|This article is about a subject in the real world.|
Information in this article is about real life people, companies and things, and does not relate to the in-universe Sonic series.
Sony Computer Entertainment, officially abbreviated as SCE, is a publisher and manufacturer of home and handheld consoles such as the Playstation, PlayStation 2, the PlayStation 3, the PlayStation Portable, and the PlayStation Vita. It is a subsidiary of Sony Corporation.
The PlayStation 4 (PS4) has been announced as the successor to the PlayStation 3 on February 20th, 2013. SEGA is revealed to be developing a game for the new console.
Origins and HistoryEdit
The North American operations, Sony Computer Entertainment of America, were established in May 1994 as a division of Sony Electronic Publishing. They were located in Foster City and headed by Steve Race. In the months prior to the release of PlayStation in Western markets, the operations were restructured: All videogame marketing from Sony Imagesoft was folded into SCEA in July 1995, with most affected employees transferred from Santa Monica to Foster City.

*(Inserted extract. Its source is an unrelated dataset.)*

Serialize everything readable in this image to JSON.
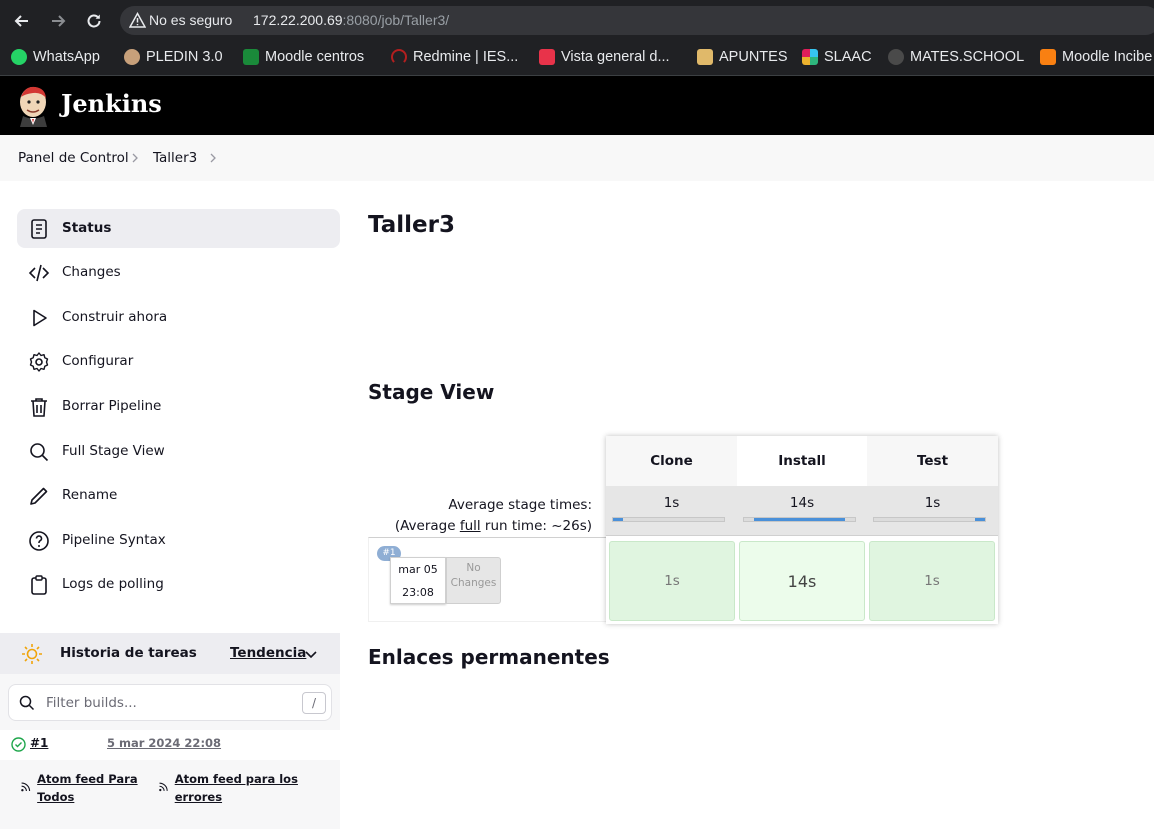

SCE originally designed the first PlayStation as a CD-ROM drive in Add-on for the Super Nintendo (in response to Sega's Mega-CD) while in early partnership with Nintendo. However, when the prospect of the add-on dissolved, SCE redesigned it into an actual console.
The PlayStation became a best-seller thanks to it's first party developed games such as Twisted Metal, Gran Turismo, Crash Bandicoot, and Spyro. Unfortunatly, only the former two still remain as 1st party while the latter become 3rd party by the end of Naughty Dog's and Insomniac's 3 game deal.
SCE recently bought the cloud-base video game streaming service site known as Gaikai and is currently working on rendering classic PlayStation games for the PlayStation 4.
During the fifth and sixth generations, Sony and Sega were publishing consoles at the same time. The consoles in their war included:
During the fifth generation, the PlayStation ultimately beat out the Sega Saturn in sales, and during the sixth generation, Sega was forced to cancel production of the Dreamcast because the PlayStation 2 was beating it in sales, badly. After that, Sega ultimately became a third-party publishing company.
Sonic games on Sony consolesEdit